Why Girls Love Sailors
With Love and Hisses
Sugar Daddies
Sailors, Beware!
Now I’ll Tell One
The Second Hundred Years
Call of the Cuckoo
Hats Off
Do Detectives Think?
Putting Pants on Philip
The Battle of the Century

1928

Stan Laurel
Should Tall Men Marry?

Laurel & Hardy
Leave ‘Em Laughing
Flying Elephants
The Finishing Touch
From Soup to Nuts
You're Darn Tootin’
Their Purple Moment
Should Married Men Go Home?
Early to Bed
Two Tars
Habeas Corpus
We Faw Down

1929

Laurel & Hardy
Liberty
Wrong Again
That’s My Wife
Big Business
Unaccustomed As We Are
Double Whoopee
Berth Marks
Men O’ War
Perfect Day
They Go Boom
Bacon Grabbers
The Hoose-Gow
The Hollywood Revue of 1929
Angora Love

1930

Laurel & Hardy
Night Owls
The Rogue Song
Blotto
Brats
Below Zero
Hog Wild
The Laurel-Hardy Murder Case
Another Fine Mess

1931

Laurel & Hardy
Be Big!
Chickens Come Home
The Stolen Jools
Laughing Gravy
Our Wife
Pardon Us
Come Clean
One Good Turn
Beau Hunks
On the Loose

1932

Laurel & Hardy
Helpmates
Any Old Port!
The Music Box
County Hospital
The Chimp
Scram!
Pack Up Your Troubles
Their First Mistake
Towed in a Hole

1933

Laurel & Hardy
Twice Two
Me and My Pal
The Devil’s Brother
The Midnight Patrol
Busy Bodies
Wild Poses
Dirty Work
Sons of the Desert

1934

Laurel & Hardy
Oliver the Eighth
Hollywood Party
Going Bye-Bye!
Them Thar Hills
Babes in Toyland
The Live Ghost

1935

Laurel & Hardy
Tit for Tat
The Fixer Uppers
Thicker than Water
Bonnie Scotland

1936

Laurel & Hardy
The Bohemian Girl
On the Wrong Trek
Our Relations

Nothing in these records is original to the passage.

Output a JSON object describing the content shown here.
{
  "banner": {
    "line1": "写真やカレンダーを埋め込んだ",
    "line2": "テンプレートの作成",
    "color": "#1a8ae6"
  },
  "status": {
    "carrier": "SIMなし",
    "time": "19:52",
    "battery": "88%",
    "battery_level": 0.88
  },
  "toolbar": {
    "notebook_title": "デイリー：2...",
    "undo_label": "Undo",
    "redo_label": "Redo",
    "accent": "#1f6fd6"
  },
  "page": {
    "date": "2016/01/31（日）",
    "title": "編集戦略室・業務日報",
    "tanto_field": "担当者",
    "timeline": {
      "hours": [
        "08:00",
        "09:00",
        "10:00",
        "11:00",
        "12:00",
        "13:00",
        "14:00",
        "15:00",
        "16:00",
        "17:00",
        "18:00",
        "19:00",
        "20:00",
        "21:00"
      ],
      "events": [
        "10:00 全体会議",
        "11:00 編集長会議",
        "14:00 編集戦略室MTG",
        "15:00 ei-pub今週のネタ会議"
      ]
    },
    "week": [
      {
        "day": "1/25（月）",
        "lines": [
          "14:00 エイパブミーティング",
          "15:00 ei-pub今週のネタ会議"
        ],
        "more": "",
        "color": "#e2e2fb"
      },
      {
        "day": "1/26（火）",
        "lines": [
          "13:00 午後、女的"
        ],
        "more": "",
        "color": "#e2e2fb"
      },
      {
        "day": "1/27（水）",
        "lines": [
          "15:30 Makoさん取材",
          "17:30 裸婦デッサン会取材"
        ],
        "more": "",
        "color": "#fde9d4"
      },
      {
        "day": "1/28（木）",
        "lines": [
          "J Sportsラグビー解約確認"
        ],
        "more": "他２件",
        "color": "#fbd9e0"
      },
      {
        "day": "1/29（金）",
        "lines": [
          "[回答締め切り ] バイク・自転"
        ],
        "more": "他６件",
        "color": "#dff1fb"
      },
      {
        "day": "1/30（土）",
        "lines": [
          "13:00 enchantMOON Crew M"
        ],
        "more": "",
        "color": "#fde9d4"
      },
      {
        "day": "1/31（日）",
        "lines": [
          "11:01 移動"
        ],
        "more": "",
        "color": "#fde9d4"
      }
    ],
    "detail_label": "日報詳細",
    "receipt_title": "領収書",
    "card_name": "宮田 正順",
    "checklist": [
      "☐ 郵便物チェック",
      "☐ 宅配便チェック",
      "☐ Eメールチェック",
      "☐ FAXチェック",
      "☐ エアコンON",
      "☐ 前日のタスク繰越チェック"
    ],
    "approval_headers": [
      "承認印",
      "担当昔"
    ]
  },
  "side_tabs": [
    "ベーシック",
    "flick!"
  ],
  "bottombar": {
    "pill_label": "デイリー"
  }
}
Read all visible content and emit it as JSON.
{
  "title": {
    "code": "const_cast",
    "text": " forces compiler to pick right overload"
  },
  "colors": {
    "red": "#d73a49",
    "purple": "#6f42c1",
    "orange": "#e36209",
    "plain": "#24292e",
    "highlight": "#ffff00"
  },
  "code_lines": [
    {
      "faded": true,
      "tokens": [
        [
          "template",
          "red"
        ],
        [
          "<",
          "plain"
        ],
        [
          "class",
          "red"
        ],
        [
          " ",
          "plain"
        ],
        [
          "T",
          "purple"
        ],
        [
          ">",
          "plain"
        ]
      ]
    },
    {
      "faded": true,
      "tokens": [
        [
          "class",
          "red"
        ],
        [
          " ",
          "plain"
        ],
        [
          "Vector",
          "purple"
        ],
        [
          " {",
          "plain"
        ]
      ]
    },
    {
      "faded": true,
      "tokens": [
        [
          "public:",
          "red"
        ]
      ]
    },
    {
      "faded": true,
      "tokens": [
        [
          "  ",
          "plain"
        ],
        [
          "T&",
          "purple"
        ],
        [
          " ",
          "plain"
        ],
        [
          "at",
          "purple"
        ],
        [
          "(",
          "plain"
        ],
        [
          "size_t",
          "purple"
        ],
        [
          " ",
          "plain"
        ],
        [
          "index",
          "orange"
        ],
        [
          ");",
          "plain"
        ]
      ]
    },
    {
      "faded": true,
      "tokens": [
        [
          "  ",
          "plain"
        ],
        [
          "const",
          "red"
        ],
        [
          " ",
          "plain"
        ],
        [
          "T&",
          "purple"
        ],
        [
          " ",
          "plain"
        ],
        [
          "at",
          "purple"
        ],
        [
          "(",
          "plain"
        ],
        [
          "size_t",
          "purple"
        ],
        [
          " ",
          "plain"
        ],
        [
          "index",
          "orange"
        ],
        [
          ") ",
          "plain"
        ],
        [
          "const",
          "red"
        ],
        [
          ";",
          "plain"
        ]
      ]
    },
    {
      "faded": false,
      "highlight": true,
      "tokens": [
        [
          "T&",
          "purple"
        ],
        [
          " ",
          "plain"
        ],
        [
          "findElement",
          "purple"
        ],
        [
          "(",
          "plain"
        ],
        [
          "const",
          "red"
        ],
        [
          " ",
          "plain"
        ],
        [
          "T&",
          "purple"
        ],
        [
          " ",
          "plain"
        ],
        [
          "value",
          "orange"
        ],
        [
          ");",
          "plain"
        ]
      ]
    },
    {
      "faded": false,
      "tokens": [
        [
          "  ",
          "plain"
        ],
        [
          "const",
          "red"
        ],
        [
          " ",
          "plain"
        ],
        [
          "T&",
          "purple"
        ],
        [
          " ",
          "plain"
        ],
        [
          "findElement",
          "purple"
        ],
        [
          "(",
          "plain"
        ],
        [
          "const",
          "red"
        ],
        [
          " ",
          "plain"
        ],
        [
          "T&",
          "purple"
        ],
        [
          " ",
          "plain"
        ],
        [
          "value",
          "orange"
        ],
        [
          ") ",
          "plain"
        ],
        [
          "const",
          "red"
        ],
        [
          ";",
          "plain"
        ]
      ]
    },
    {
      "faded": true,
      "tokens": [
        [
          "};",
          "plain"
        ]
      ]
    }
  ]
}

1937

Laurel & Hardy
Way Out West
Pick a Star

1938

Laurel & Hardy
Swiss Miss
Block-Heads

1939

Laurel & Hardy
The Flying Deuces

1940

Laurel & Hardy
A Chump at Oxford
Saps at Sea

1941

Laurel & Hardy
Great Guns

1942

Laurel & Hardy
A-Haunting We Will Go

1943

Laurel & Hardy
The Tree in a Test Tube
Air Raid Wardens
Jitterbugs
The Dancing Masters

1944

Laurel & Hardy
Nothing but Trouble
The Big Noise

1945

Laurel & Hardy
The Bullfighters

1951

Laurel & Hardy
Atoll K